We also happened to drive through our friend Molly’s hometown of Lancaster, New Hampshire, as we headed east on Highway 2 from Vermont to Maine. We hadn’t planned it that way, it was one of those moments of, “Wait a minute…Lancaster…why does that sound familiar…wait…I think Molly’s from here..maybe…” So we texted Molly and, sure enough, Lancaster, New Hampshire, is where she and her sisters grew up. And, after a few back and forth texts, we discovered that Molly’s childhood home was less than 1/2 mile off our route so of course we stopped to take a picture of it for her.
Later that day we found ourselves in Bar Harbor, Maine, which is where Wylie’s paws found their way into the Atlantic Ocean. Even though this isn’t the end of the journey it still feels like a big milestone. This trip was months in the planning and there are lots of things that could have gone wrong with our RV (and our relationship), so to find ourselves on the opposite side of the country with our toes in the water and all four of us healthy and happy and in good spirits feels like a huge success.
This milestone has also made us reflect on all of the wonderful people we have in our lives. We received a lot of support in preparing for this trip and we’ve received a lot of support during this trip and we’ve recently received a few awesome care packages from people we love.
- Suzanne’s dad and Mary surprised us with really nice plastic wine glasses when we left Chicago. We kept losing our real ones because objects in the overhead bins really do shift during flight. That’s not just the flight attendants trying to scare you. We learned that the hard way after many miles on the road. Our new plastic glasses are great and can handle all of the bouncing around on the road.

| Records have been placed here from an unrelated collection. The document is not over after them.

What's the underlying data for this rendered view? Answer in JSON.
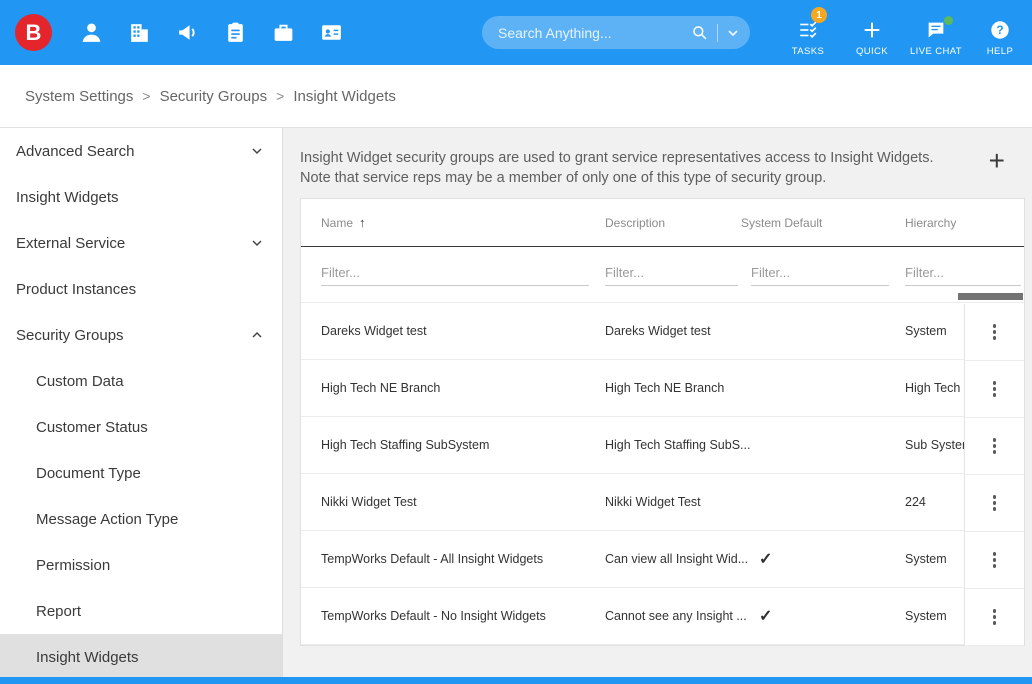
{
  "colors": {
    "header_blue": "#2196f3",
    "logo_red": "#e5252c",
    "badge_orange": "#f6a821",
    "chat_green": "#5cb85c",
    "selected_gray": "#e0e0e0"
  },
  "header": {
    "logo_letter": "B",
    "nav_icons": [
      {
        "name": "employee-icon"
      },
      {
        "name": "company-icon"
      },
      {
        "name": "megaphone-icon"
      },
      {
        "name": "clipboard-icon"
      },
      {
        "name": "briefcase-icon"
      },
      {
        "name": "contact-card-icon"
      }
    ],
    "search_placeholder": "Search Anything...",
    "actions": [
      {
        "label": "TASKS",
        "icon": "tasks-icon",
        "badge": "1"
      },
      {
        "label": "QUICK",
        "icon": "plus-icon"
      },
      {
        "label": "LIVE CHAT",
        "icon": "chat-icon",
        "dot": true
      },
      {
        "label": "HELP",
        "icon": "help-icon"
      }
    ]
  },
  "breadcrumb": [
    "System Settings",
    "Security Groups",
    "Insight Widgets"
  ],
  "sidebar": [
    {
      "label": "Advanced Search",
      "chevron": "down"
    },
    {
      "label": "Insight Widgets"
    },
    {
      "label": "External Service",
      "chevron": "down"
    },
    {
      "label": "Product Instances"
    },
    {
      "label": "Security Groups",
      "chevron": "up"
    },
    {
      "label": "Custom Data",
      "sub": true
    },
    {
      "label": "Customer Status",
      "sub": true
    },
    {
      "label": "Document Type",
      "sub": true
    },
    {
      "label": "Message Action Type",
      "sub": true
    },
    {
      "label": "Permission",
      "sub": true
    },
    {
      "label": "Report",
      "sub": true
    },
    {
      "label": "Insight Widgets",
      "sub": true,
      "selected": true
    }
  ],
  "main": {
    "description": "Insight Widget security groups are used to grant service representatives access to Insight Widgets. Note that service reps may be a member of only one of this type of security group.",
    "add_label": "+",
    "table": {
      "columns": [
        {
          "label": "Name",
          "sorted": "asc"
        },
        {
          "label": "Description"
        },
        {
          "label": "System Default"
        },
        {
          "label": "Hierarchy"
        }
      ],
      "filter_placeholder": "Filter...",
      "check_glyph": "✓",
      "rows": [
        {
          "name": "Dareks Widget test",
          "description": "Dareks Widget test",
          "system_default": false,
          "hierarchy": "System"
        },
        {
          "name": "High Tech NE Branch",
          "description": "High Tech NE Branch",
          "system_default": false,
          "hierarchy": "High Tech NE Branch"
        },
        {
          "name": "High Tech Staffing SubSystem",
          "description": "High Tech Staffing SubS...",
          "system_default": false,
          "hierarchy": "Sub System"
        },
        {
          "name": "Nikki Widget Test",
          "description": "Nikki Widget Test",
          "system_default": false,
          "hierarchy": "224"
        },
        {
          "name": "TempWorks Default - All Insight Widgets",
          "description": "Can view all Insight Wid...",
          "system_default": true,
          "hierarchy": "System"
        },
        {
          "name": "TempWorks Default - No Insight Widgets",
          "description": "Cannot see any Insight ...",
          "system_default": true,
          "hierarchy": "System"
        }
      ]
    }
  }
}
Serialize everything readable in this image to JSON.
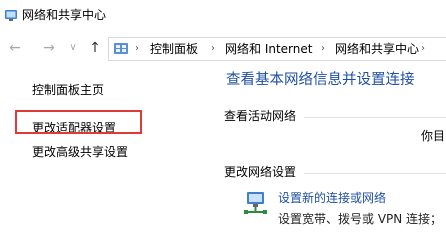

- Our friend Jenn Wraspir sent us a book called “Weird U.S.: Your travel guide to America’s Local Legends and Best Kept Secrets”. It’s basically a book about weird people and weird places around this weird country of ours. Since we’re weird people traveling through weird places it seems very appropriate. Definitely a great book to have on a roadtrip.
- And our friend Molly sent us a box of flash cards for the U.S. States & Capitals. Apparently she was concerned about our U.S. knowledge after reading our post about how we didn’t know (or at least Suzanne didn’t know) that Jefferson City was the state capital of Missouri. The only troubling thing about Molly’s gift is that it came with a note stating that by accepting this gift we were also accepting the challenge of a state capital game (aka drinking game) that will take place in November when we arrive in Santa Monica, CA. Guess we better start studying! See you on down the road…